Skip To ContentSkip To Content
    Eureka Math book cover5th grade teacher Lauren Martin gave the following presentation at the STEM K-8 PTA meeting on January 24, 2018. It provides details of our school's transition to Eureka Math, and expectations for Common Core Mathematics.

    Math Conversations

    Common Classroom Activities

    What is a number talk?

    • Short discussions among a teacher and students about how to solve a particular mental math problem.
    • The focus is not on the correct answer, but on all the possible methods of finding the answer.
    • Each student has a chance to explain their method, and everyone else will learn from other people's methods!
    • This is one of the best ways to increase fluency and flexible thinking.

    What is fluency?

    Being able to do “math facts” flexibly, accurately, and efficiently. We want students to have a strong number sense: “an intuitive understanding of numbers, their magnitude, relationships, and how they are affected by operations”

    This does not mean fast! Some of the best mathematicians in history have been considered “slow” and were even labeled as such in school.

    Common core and the Mathematical Practices

    One of the biggest changes from “old math” to “new math” is that correct answers alone are not enough.

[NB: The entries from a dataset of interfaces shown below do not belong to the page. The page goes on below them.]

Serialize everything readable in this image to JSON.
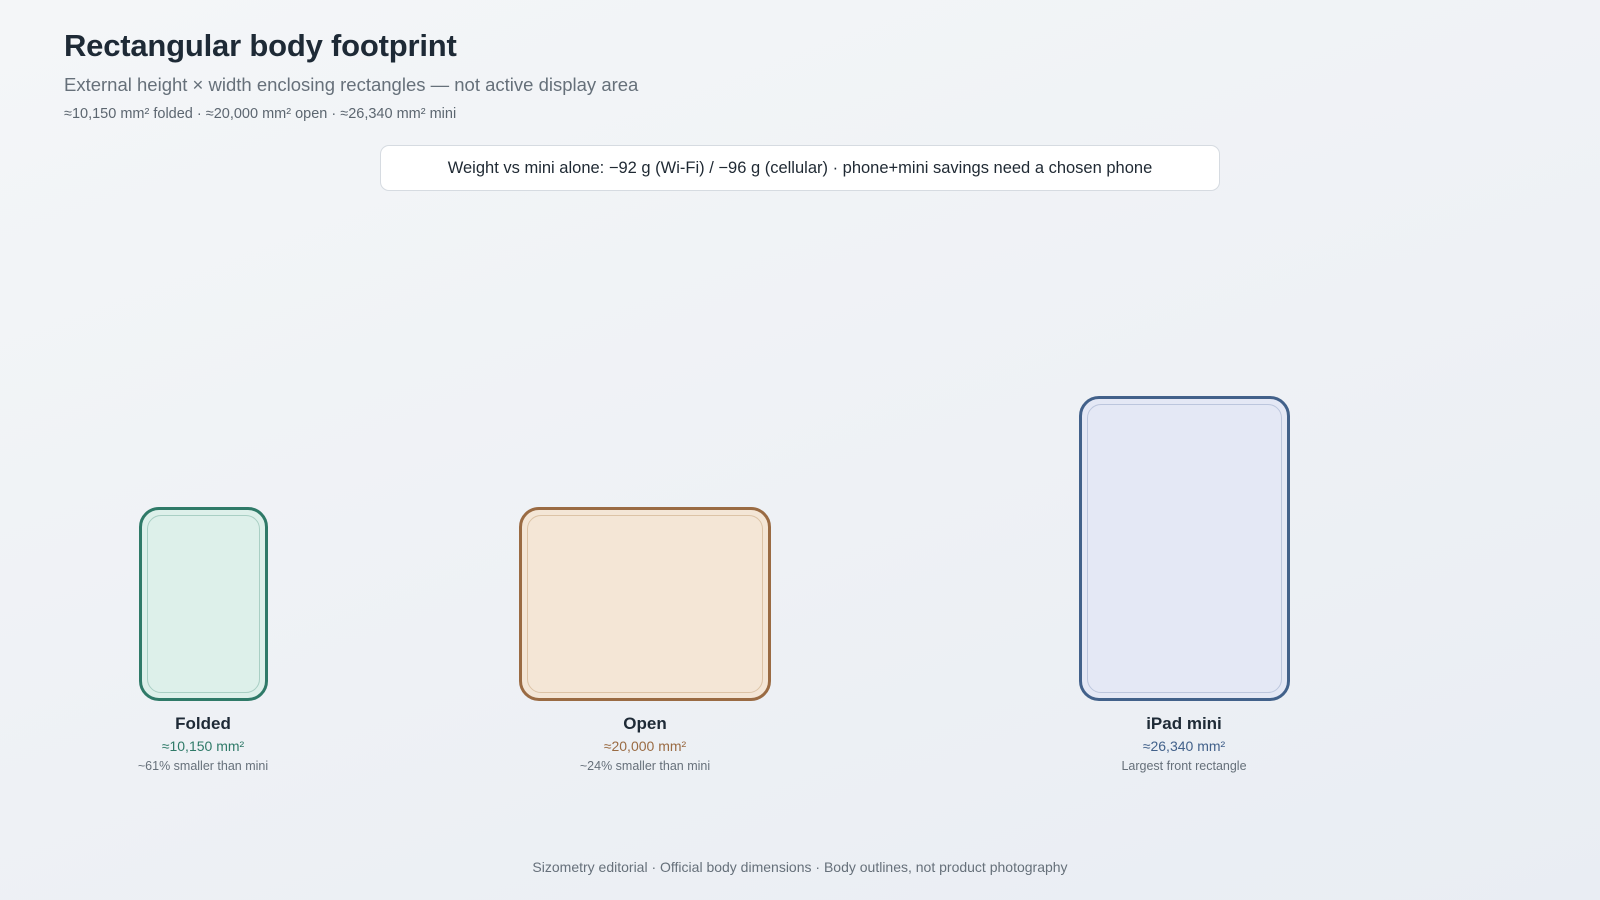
{
  "header": {
    "title": "Rectangular body footprint",
    "subtitle": "External height × width enclosing rectangles — not active display area",
    "summary": "≈10,150 mm² folded · ≈20,000 mm² open · ≈26,340 mm² mini"
  },
  "callout": {
    "text": "Weight vs mini alone: −92 g (Wi-Fi) / −96 g (cellular) · phone+mini savings need a chosen phone"
  },
  "devices": [
    {
      "name": "Folded",
      "area_mm2": 10150,
      "area_label": "≈10,150 mm²",
      "note": "~61% smaller than mini",
      "accent_color": "#2f7a68",
      "fill_color": "#ddf0ea"
    },
    {
      "name": "Open",
      "area_mm2": 20000,
      "area_label": "≈20,000 mm²",
      "note": "~24% smaller than mini",
      "accent_color": "#9a6b43",
      "fill_color": "#f4e6d6"
    },
    {
      "name": "iPad mini",
      "area_mm2": 26340,
      "area_label": "≈26,340 mm²",
      "note": "Largest front rectangle",
      "accent_color": "#42618a",
      "fill_color": "#e4e8f5"
    }
  ],
  "footer": {
    "text": "Sizometry editorial · Official body dimensions · Body outlines, not product photography"
  }
}
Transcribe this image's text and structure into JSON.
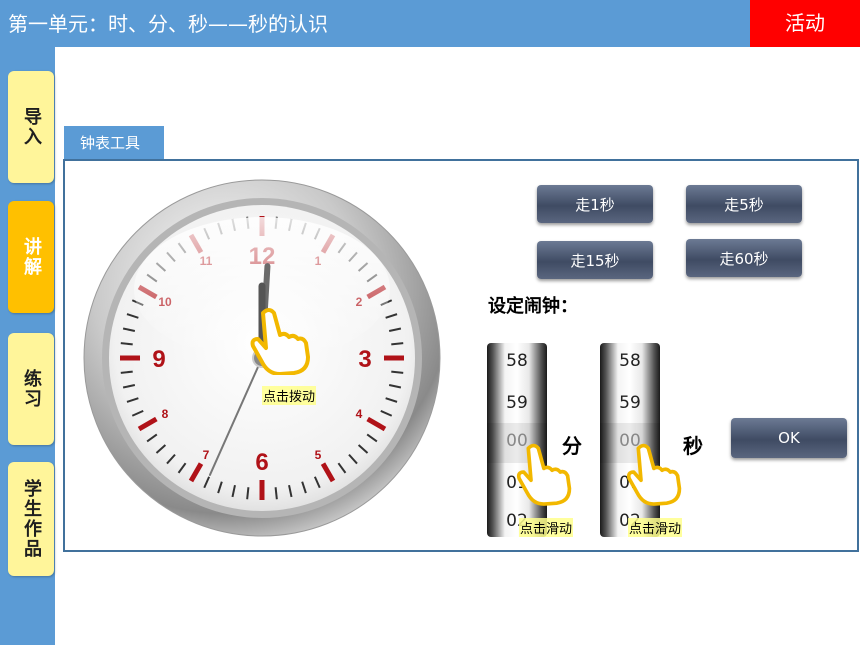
{
  "header": {
    "title": "第一单元：时、分、秒——秒的认识",
    "activity_label": "活动"
  },
  "sidebar": {
    "items": [
      {
        "label": "导入",
        "active": false
      },
      {
        "label": "讲解",
        "active": true
      },
      {
        "label": "练习",
        "active": false
      },
      {
        "label": "学生作品",
        "active": false
      }
    ]
  },
  "tool": {
    "tab_label": "钟表工具",
    "buttons": {
      "step1": "走1秒",
      "step5": "走5秒",
      "step15": "走15秒",
      "step60": "走60秒"
    },
    "alarm_label": "设定闹钟：",
    "minute_roller": {
      "numbers": [
        "58",
        "59",
        "00",
        "01",
        "02"
      ],
      "selected": "00",
      "unit": "分",
      "hint": "点击滑动"
    },
    "second_roller": {
      "numbers": [
        "58",
        "59",
        "00",
        "01",
        "02"
      ],
      "selected": "00",
      "unit": "秒",
      "hint": "点击滑动"
    },
    "ok_label": "OK",
    "clock": {
      "numbers": [
        "12",
        "1",
        "2",
        "3",
        "4",
        "5",
        "6",
        "7",
        "8",
        "9",
        "10",
        "11"
      ],
      "hint": "点击拨动",
      "hour": 12,
      "minute": 0,
      "second": 34,
      "accent_color": "#b01218"
    }
  }
}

    Students are expected to develop the 8 Mathematical Practices in order to prepare them for “21st Century Jobs”

    How Can I Help?

    Encourage children to play maths puzzles and games

    Always be encouraging and never tell kids they are wrong when they are working on math problems. Instead find the logic in their thinking –

    Never associate math with speed. Forcing kids to work quickly on maths is the best way to start math anxiety for children.

    Never share with your children the idea that you were bad at math at school or you dislike it.

    Encourage number sense. What separates high and low achievers is number sense.

    Perhaps most important of all – encourage a “growth mindset” let students know that they have unlimited math potential and that being good at math is all about working hard.